    I agree that a better approach is to assign responsibly of code to logical layers, that promote OOP design and capitalizing on code reuse.  Paring your application into an n-layer logical design using a DataLayer is typically a much better route to follow.  You just need to asses what type of project you are building, and what the needs are; you may need to publish a single page quickly for a small internal audience and don't have a lot of time for design and building out a bunch of layers.  In this case, the Website and tools like a SQLDataSource may be appropriate.

    Hope this helps! Smile

    Thursday, March 18, 2010 2:56 PM
  • User187056398 posted

    However, this type of development does not suit the majority of the target audience I would gather in this forum.
     

    I don't think you can draw that conclusion.

    If a DataSource works for the majority of applications, the developers will not need to access this forum because they have a working web site and have satisfied their business requirements.  Satisfying the requirements with the least amount of effort is the hallmark of excellent engineering.

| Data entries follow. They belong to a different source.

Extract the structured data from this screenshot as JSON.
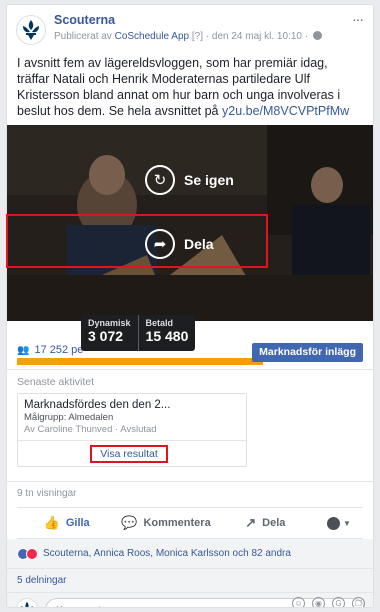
{
  "post": {
    "page_name": "Scouterna",
    "meta_prefix": "Publicerat av ",
    "meta_app": "CoSchedule App",
    "meta_suffix": " [?] · den 24 maj kl. 10:10 · ",
    "more": "···",
    "text": "I avsnitt fem av lägereldsvloggen, som har premiär idag, träffar Natali och Henrik Moderaternas partiledare Ulf Kristersson bland annat om hur barn och unga involveras i beslut hos dem. Se hela avsnittet på ",
    "link": "y2u.be/M8VCVPtPfMw"
  },
  "video": {
    "replay_label": "Se igen",
    "share_label": "Dela"
  },
  "boost": {
    "tooltip": {
      "organic_label": "Dynamisk",
      "organic_value": "3 072",
      "paid_label": "Betald",
      "paid_value": "15 480"
    },
    "reach_text": "17 252 pe",
    "button_label": "Marknadsför inlägg",
    "organic_fraction": 0.166,
    "paid_fraction": 0.834
  },
  "recent": {
    "title": "Senaste aktivitet",
    "activity_title": "Marknadsfördes den den 2...",
    "target": "Målgrupp: Almedalen",
    "by": "Av Caroline Thunved · Avslutad",
    "view_results": "Visa resultat"
  },
  "stats": {
    "views": "9 tn visningar"
  },
  "actions": {
    "like": "Gilla",
    "comment": "Kommentera",
    "share": "Dela"
  },
  "reactions": {
    "text": "Scouterna, Annica Roos, Monica Karlsson och 82 andra"
  },
  "shares": {
    "text": "5 delningar"
  },
  "comment": {
    "placeholder": "Kommentera..."
  },
  "colors": {
    "brand_blue": "#4267b2",
    "link_blue": "#385898",
    "highlight_red": "#e0141e",
    "bar_orange": "#f59e00"
  },
  "icons": [
    "globe-icon",
    "replay-icon",
    "share-arrow-icon",
    "people-icon",
    "like-thumb-icon",
    "comment-bubble-icon",
    "share-icon",
    "emoji-icon",
    "camera-icon",
    "gif-icon",
    "sticker-icon"
  ]
}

    If they are over engineering simple tasks (and this happens WAY too often) they will spend more time on this site trying to dig themselves out of the hole they put themselves in.

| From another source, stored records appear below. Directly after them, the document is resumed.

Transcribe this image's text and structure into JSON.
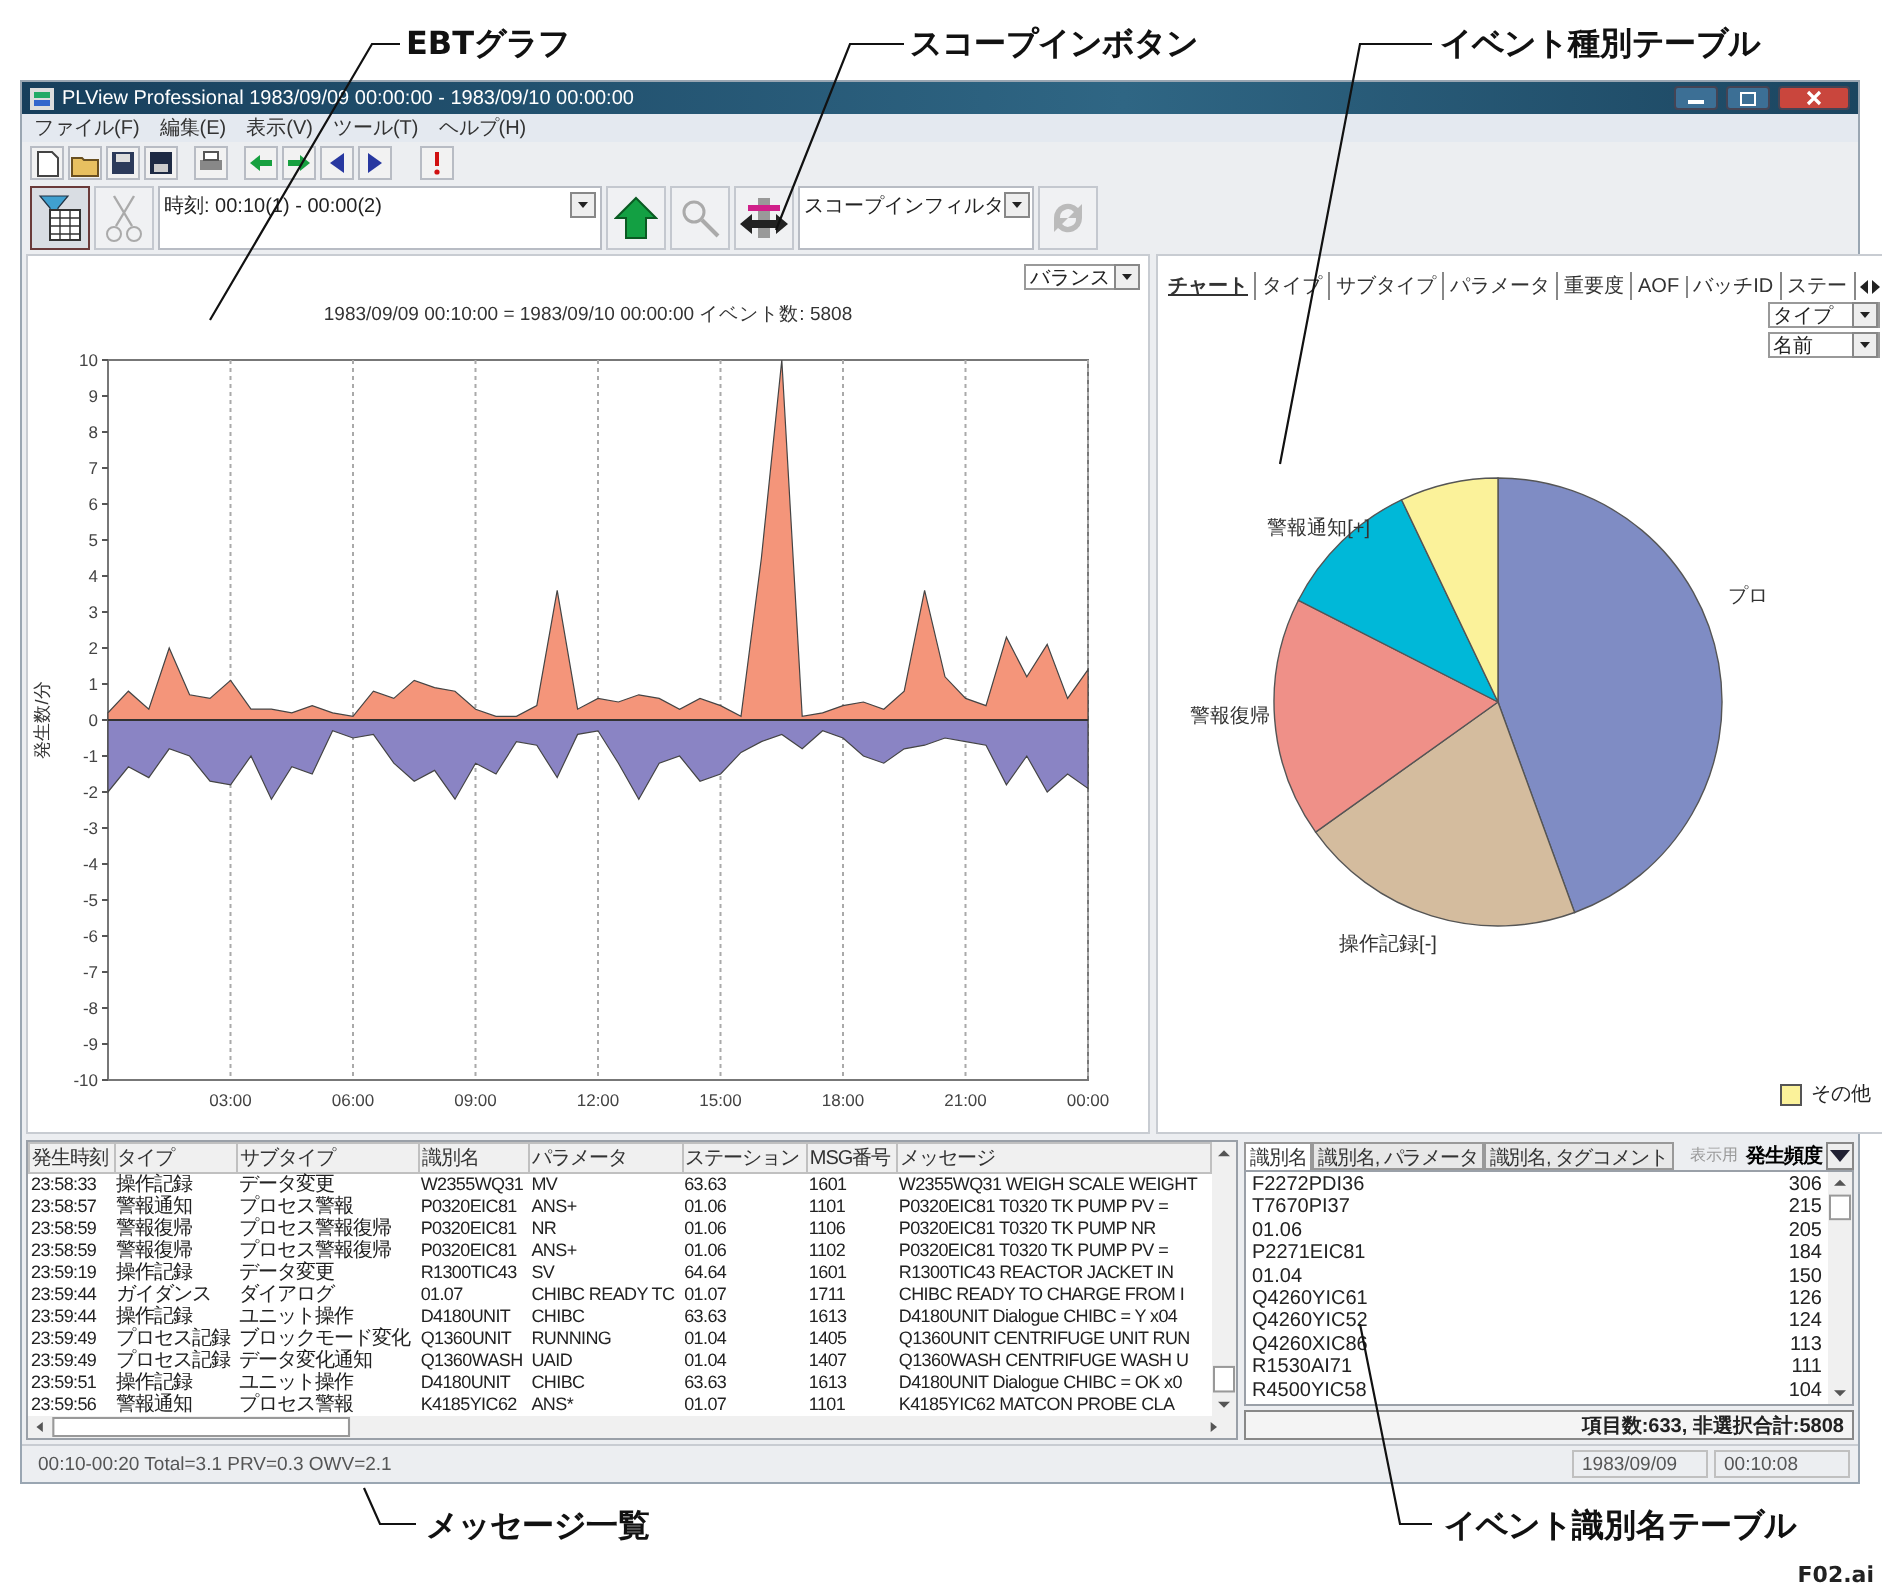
{
  "annotations": [
    {
      "text": "EBTグラフ"
    },
    {
      "text": "スコープインボタン"
    },
    {
      "text": "イベント種別テーブル"
    },
    {
      "text": "メッセージ一覧"
    },
    {
      "text": "イベント識別名テーブル"
    }
  ],
  "figure_id": "F02.ai",
  "window": {
    "title": "PLView Professional 1983/09/09 00:00:00 - 1983/09/10 00:00:00"
  },
  "menu": [
    "ファイル(F)",
    "編集(E)",
    "表示(V)",
    "ツール(T)",
    "ヘルプ(H)"
  ],
  "time_range": {
    "value": "時刻: 00:10(1) - 00:00(2)"
  },
  "scope_filter": {
    "value": "スコープインフィルタ"
  },
  "ebt": {
    "mode": "バランス",
    "title": "1983/09/09 00:10:00 = 1983/09/10 00:00:00 イベント数: 5808",
    "chart_data": {
      "type": "area",
      "ylabel": "発生数/分",
      "x": [
        0,
        0.5,
        1,
        1.5,
        2,
        2.5,
        3,
        3.5,
        4,
        4.5,
        5,
        5.5,
        6,
        6.5,
        7,
        7.5,
        8,
        8.5,
        9,
        9.5,
        10,
        10.5,
        11,
        11.5,
        12,
        12.5,
        13,
        13.5,
        14,
        14.5,
        15,
        15.5,
        16,
        16.5,
        17,
        17.5,
        18,
        18.5,
        19,
        19.5,
        20,
        20.5,
        21,
        21.5,
        22,
        22.5,
        23,
        23.5,
        24
      ],
      "series": [
        {
          "color": "#f4957a",
          "values": [
            0.2,
            0.8,
            0.3,
            2.0,
            0.7,
            0.6,
            1.1,
            0.3,
            0.3,
            0.2,
            0.4,
            0.2,
            0.1,
            0.8,
            0.6,
            1.1,
            0.9,
            0.8,
            0.3,
            0.1,
            0.1,
            0.4,
            3.6,
            0.3,
            0.6,
            0.5,
            0.7,
            0.6,
            0.3,
            0.6,
            0.4,
            0.1,
            4.5,
            10,
            0.1,
            0.2,
            0.4,
            0.5,
            0.3,
            0.8,
            3.6,
            1.2,
            0.6,
            0.4,
            2.3,
            1.2,
            2.1,
            0.6,
            1.4
          ]
        },
        {
          "color": "#8a84c4",
          "values": [
            -2.0,
            -1.3,
            -1.6,
            -0.8,
            -1.0,
            -1.7,
            -1.8,
            -1.0,
            -2.2,
            -1.3,
            -1.5,
            -0.3,
            -0.5,
            -0.4,
            -1.2,
            -1.7,
            -1.4,
            -2.2,
            -1.2,
            -1.5,
            -0.6,
            -0.7,
            -1.6,
            -0.4,
            -0.3,
            -1.2,
            -2.2,
            -1.2,
            -1.0,
            -1.7,
            -1.5,
            -0.9,
            -0.6,
            -0.4,
            -0.8,
            -0.3,
            -0.5,
            -1.0,
            -1.2,
            -0.8,
            -0.7,
            -0.5,
            -0.6,
            -0.7,
            -1.8,
            -1.0,
            -2.0,
            -1.5,
            -1.9
          ]
        }
      ],
      "xlim": [
        0,
        24
      ],
      "ylim": [
        -10,
        10
      ],
      "xticks": [
        {
          "value": 3,
          "label": "03:00"
        },
        {
          "value": 6,
          "label": "06:00"
        },
        {
          "value": 9,
          "label": "09:00"
        },
        {
          "value": 12,
          "label": "12:00"
        },
        {
          "value": 15,
          "label": "15:00"
        },
        {
          "value": 18,
          "label": "18:00"
        },
        {
          "value": 21,
          "label": "21:00"
        },
        {
          "value": 24,
          "label": "00:00"
        }
      ],
      "yticks": [
        -10,
        -9,
        -8,
        -7,
        -6,
        -5,
        -4,
        -3,
        -2,
        -1,
        0,
        1,
        2,
        3,
        4,
        5,
        6,
        7,
        8,
        9,
        10
      ],
      "grid": true
    }
  },
  "event_type": {
    "tabs": [
      {
        "label": "チャート",
        "selected": true
      },
      {
        "label": "タイプ",
        "selected": false
      },
      {
        "label": "サブタイプ",
        "selected": false
      },
      {
        "label": "パラメータ",
        "selected": false
      },
      {
        "label": "重要度",
        "selected": false
      },
      {
        "label": "AOF",
        "selected": false
      },
      {
        "label": "バッチID",
        "selected": false
      },
      {
        "label": "ステー",
        "selected": false
      }
    ],
    "group_select": "タイプ",
    "sort_select": "名前",
    "pie_labels": [
      "プロ",
      "操作記録[-]",
      "警報復帰",
      "警報通知[+]"
    ],
    "legend": [
      {
        "label": "その他",
        "color": "#fbf29a"
      }
    ]
  },
  "messages": {
    "columns": [
      "発生時刻",
      "タイプ",
      "サブタイプ",
      "識別名",
      "パラメータ",
      "ステーション",
      "MSG番号",
      "メッセージ"
    ],
    "rows": [
      [
        "23:58:33",
        "操作記録",
        "データ変更",
        "W2355WQ31",
        "MV",
        "63.63",
        "1601",
        "W2355WQ31 WEIGH SCALE WEIGHT"
      ],
      [
        "23:58:57",
        "警報通知",
        "プロセス警報",
        "P0320EIC81",
        "ANS+",
        "01.06",
        "1101",
        "P0320EIC81 T0320 TK PUMP PV ="
      ],
      [
        "23:58:59",
        "警報復帰",
        "プロセス警報復帰",
        "P0320EIC81",
        "NR",
        "01.06",
        "1106",
        "P0320EIC81 T0320 TK PUMP NR"
      ],
      [
        "23:58:59",
        "警報復帰",
        "プロセス警報復帰",
        "P0320EIC81",
        "ANS+",
        "01.06",
        "1102",
        "P0320EIC81 T0320 TK PUMP PV ="
      ],
      [
        "23:59:19",
        "操作記録",
        "データ変更",
        "R1300TIC43",
        "SV",
        "64.64",
        "1601",
        "R1300TIC43 REACTOR JACKET IN"
      ],
      [
        "23:59:44",
        "ガイダンス",
        "ダイアログ",
        "01.07",
        "CHIBC READY TC",
        "01.07",
        "1711",
        "CHIBC READY TO CHARGE FROM I"
      ],
      [
        "23:59:44",
        "操作記録",
        "ユニット操作",
        "D4180UNIT",
        "CHIBC",
        "63.63",
        "1613",
        "D4180UNIT Dialogue CHIBC = Y x04"
      ],
      [
        "23:59:49",
        "プロセス記録",
        "ブロックモード変化",
        "Q1360UNIT",
        "RUNNING",
        "01.04",
        "1405",
        "Q1360UNIT CENTRIFUGE UNIT RUN"
      ],
      [
        "23:59:49",
        "プロセス記録",
        "データ変化通知",
        "Q1360WASH",
        "UAID",
        "01.04",
        "1407",
        "Q1360WASH CENTRIFUGE WASH U"
      ],
      [
        "23:59:51",
        "操作記録",
        "ユニット操作",
        "D4180UNIT",
        "CHIBC",
        "63.63",
        "1613",
        "D4180UNIT Dialogue CHIBC = OK x0"
      ],
      [
        "23:59:56",
        "警報通知",
        "プロセス警報",
        "K4185YIC62",
        "ANS*",
        "01.07",
        "1101",
        "K4185YIC62 MATCON PROBE CLA"
      ]
    ]
  },
  "identifiers": {
    "tabs": [
      {
        "label": "識別名",
        "selected": true
      },
      {
        "label": "識別名, パラメータ",
        "selected": false
      },
      {
        "label": "識別名, タグコメント",
        "selected": false
      }
    ],
    "display_label": "表示用",
    "sort_label": "発生頻度",
    "rows": [
      {
        "name": "F2272PDI36",
        "count": "306"
      },
      {
        "name": "T7670PI37",
        "count": "215"
      },
      {
        "name": "01.06",
        "count": "205"
      },
      {
        "name": "P2271EIC81",
        "count": "184"
      },
      {
        "name": "01.04",
        "count": "150"
      },
      {
        "name": "Q4260YIC61",
        "count": "126"
      },
      {
        "name": "Q4260YIC52",
        "count": "124"
      },
      {
        "name": "Q4260XIC86",
        "count": "113"
      },
      {
        "name": "R1530AI71",
        "count": "111"
      },
      {
        "name": "R4500YIC58",
        "count": "104"
      }
    ],
    "summary": "項目数:633, 非選択合計:5808"
  },
  "status_bar": [
    "00:10-00:20 Total=3.1 PRV=0.3 OWV=2.1",
    "1983/09/09",
    "00:10:08"
  ]
}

    The right tool for the right job.

    Thursday, March 18, 2010 3:06 PM
  • User-952121411 posted

    I don't think you can draw that conclusion.
     

    You might be right; I certainly did not take a poll.  I should have been more specefic and stated the 'Architecture' forum and not imply the ASP.NET forums as an enirety.  My conclusion was based on the fact that I do not believe based on the questions I see and read and the design patterns and practices being used, that many of the developers here in this (Architecture) forum are plopping down SQLDataSource controls with "SELECT ID, Product, Descritpion FROM ORDERS" right in the page's source, when a slew of questions are regarding EF, MVC, n-layer, SOA, GOF design patterns, etc.  The 2 don't in my experience go together that well, but I certainly will change my opinion on the SQLDataSource if others using the aforementioned technologies speak up in its usage.  I though my assesment of it being more of a 'get-up-and-running' tool was somewhat accurate.

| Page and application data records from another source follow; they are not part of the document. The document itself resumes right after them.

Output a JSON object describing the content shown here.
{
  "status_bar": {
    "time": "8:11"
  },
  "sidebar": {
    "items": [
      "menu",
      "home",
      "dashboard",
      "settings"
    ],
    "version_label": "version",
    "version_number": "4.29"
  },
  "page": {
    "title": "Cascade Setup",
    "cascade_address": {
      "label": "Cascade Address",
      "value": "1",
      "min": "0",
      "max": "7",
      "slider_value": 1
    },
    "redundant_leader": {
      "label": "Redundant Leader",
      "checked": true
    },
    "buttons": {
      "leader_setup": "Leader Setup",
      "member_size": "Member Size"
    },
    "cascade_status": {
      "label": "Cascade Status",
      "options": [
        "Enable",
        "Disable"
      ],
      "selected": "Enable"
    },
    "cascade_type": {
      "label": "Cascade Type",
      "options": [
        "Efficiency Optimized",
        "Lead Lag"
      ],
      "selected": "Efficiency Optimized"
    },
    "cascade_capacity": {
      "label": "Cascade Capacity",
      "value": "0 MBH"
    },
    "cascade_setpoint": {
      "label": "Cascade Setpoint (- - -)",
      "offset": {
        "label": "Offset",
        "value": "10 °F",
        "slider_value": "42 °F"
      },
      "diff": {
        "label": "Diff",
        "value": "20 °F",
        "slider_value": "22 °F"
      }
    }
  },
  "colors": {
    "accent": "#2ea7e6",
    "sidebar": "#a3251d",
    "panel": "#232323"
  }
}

    The right tool for the right job.

    Well put, and I thought I kinda stated that too, but maybe I didn't convey it well. Undecided

    Me: "You just need to asses what type of project you are building, and what the needs are; you may need to publish a single page quickly for a small internal audience and don't have a lot of time for design and building out a bunch of layers.  In this case, the Website and tools like a SQLDataSource may be appropriate."

    Thursday, March 18, 2010 3:22 PM
  • User-1179452826 posted

    "The right tool for the right job" -

    That's one of the reasons I like MVC. With MVC, if you follow even "good" practices, then if you find out later that your requirements have got more complicated, you can very easily change the implementation for data access / business logic without touching the hard-to-test UI layer. With webforms, if you select a sqldatasource and create a bunch of pages, any change in the requirements and you're stumped. As such, I create an ObjectDataSource that simply calls out to the testable and flexible repository / business service. Anything that acts as a shield between change and change in the UI layer is fine by me. 10 minutes today might just save a few hours down the line.

    Friday, March 19, 2010 12:15 AM
  • User-525215917 posted

    You can make also ASP.NET Forms testable if you use MVP pattern. But I too suggest you to take ASP.NET MVC for web applications. :)

    Friday, March 19, 2010 3:57 AM